PROVIDED RECORDS Block Start
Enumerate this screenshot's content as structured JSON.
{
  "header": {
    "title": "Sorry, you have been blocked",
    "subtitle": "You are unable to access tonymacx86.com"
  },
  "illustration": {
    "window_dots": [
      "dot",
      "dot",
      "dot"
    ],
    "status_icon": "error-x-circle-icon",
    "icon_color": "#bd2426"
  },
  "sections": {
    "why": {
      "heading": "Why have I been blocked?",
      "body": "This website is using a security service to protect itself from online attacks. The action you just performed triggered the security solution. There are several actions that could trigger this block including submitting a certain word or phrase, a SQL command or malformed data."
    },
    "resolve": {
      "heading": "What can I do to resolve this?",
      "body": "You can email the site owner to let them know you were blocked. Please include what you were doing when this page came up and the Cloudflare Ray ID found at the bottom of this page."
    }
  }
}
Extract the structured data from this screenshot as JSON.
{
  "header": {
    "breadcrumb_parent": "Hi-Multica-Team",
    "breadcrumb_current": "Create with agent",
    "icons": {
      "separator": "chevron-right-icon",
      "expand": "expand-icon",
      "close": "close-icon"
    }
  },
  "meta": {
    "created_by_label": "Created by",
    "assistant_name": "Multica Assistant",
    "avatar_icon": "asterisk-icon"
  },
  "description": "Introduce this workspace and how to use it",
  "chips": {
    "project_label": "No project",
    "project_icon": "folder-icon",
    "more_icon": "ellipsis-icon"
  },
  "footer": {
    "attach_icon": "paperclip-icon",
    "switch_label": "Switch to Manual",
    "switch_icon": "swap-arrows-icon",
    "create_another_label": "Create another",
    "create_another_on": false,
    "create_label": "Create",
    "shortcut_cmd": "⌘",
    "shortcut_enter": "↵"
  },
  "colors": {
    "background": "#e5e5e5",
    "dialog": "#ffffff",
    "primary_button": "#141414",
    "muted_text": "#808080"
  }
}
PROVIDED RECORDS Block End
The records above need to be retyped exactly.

Enumerate this screenshot's content as structured JSON.
{
  "header": {
    "title": "Sorry, you have been blocked",
    "subtitle": "You are unable to access tonymacx86.com"
  },
  "illustration": {
    "window_dots": [
      "dot",
      "dot",
      "dot"
    ],
    "status_icon": "error-x-circle-icon",
    "icon_color": "#bd2426"
  },
  "sections": {
    "why": {
      "heading": "Why have I been blocked?",
      "body": "This website is using a security service to protect itself from online attacks. The action you just performed triggered the security solution. There are several actions that could trigger this block including submitting a certain word or phrase, a SQL command or malformed data."
    },
    "resolve": {
      "heading": "What can I do to resolve this?",
      "body": "You can email the site owner to let them know you were blocked. Please include what you were doing when this page came up and the Cloudflare Ray ID found at the bottom of this page."
    }
  }
}
Extract the structured data from this screenshot as JSON.
{
  "header": {
    "breadcrumb_parent": "Hi-Multica-Team",
    "breadcrumb_current": "Create with agent",
    "icons": {
      "separator": "chevron-right-icon",
      "expand": "expand-icon",
      "close": "close-icon"
    }
  },
  "meta": {
    "created_by_label": "Created by",
    "assistant_name": "Multica Assistant",
    "avatar_icon": "asterisk-icon"
  },
  "description": "Introduce this workspace and how to use it",
  "chips": {
    "project_label": "No project",
    "project_icon": "folder-icon",
    "more_icon": "ellipsis-icon"
  },
  "footer": {
    "attach_icon": "paperclip-icon",
    "switch_label": "Switch to Manual",
    "switch_icon": "swap-arrows-icon",
    "create_another_label": "Create another",
    "create_another_on": false,
    "create_label": "Create",
    "shortcut_cmd": "⌘",
    "shortcut_enter": "↵"
  },
  "colors": {
    "background": "#e5e5e5",
    "dialog": "#ffffff",
    "primary_button": "#141414",
    "muted_text": "#808080"
  }
}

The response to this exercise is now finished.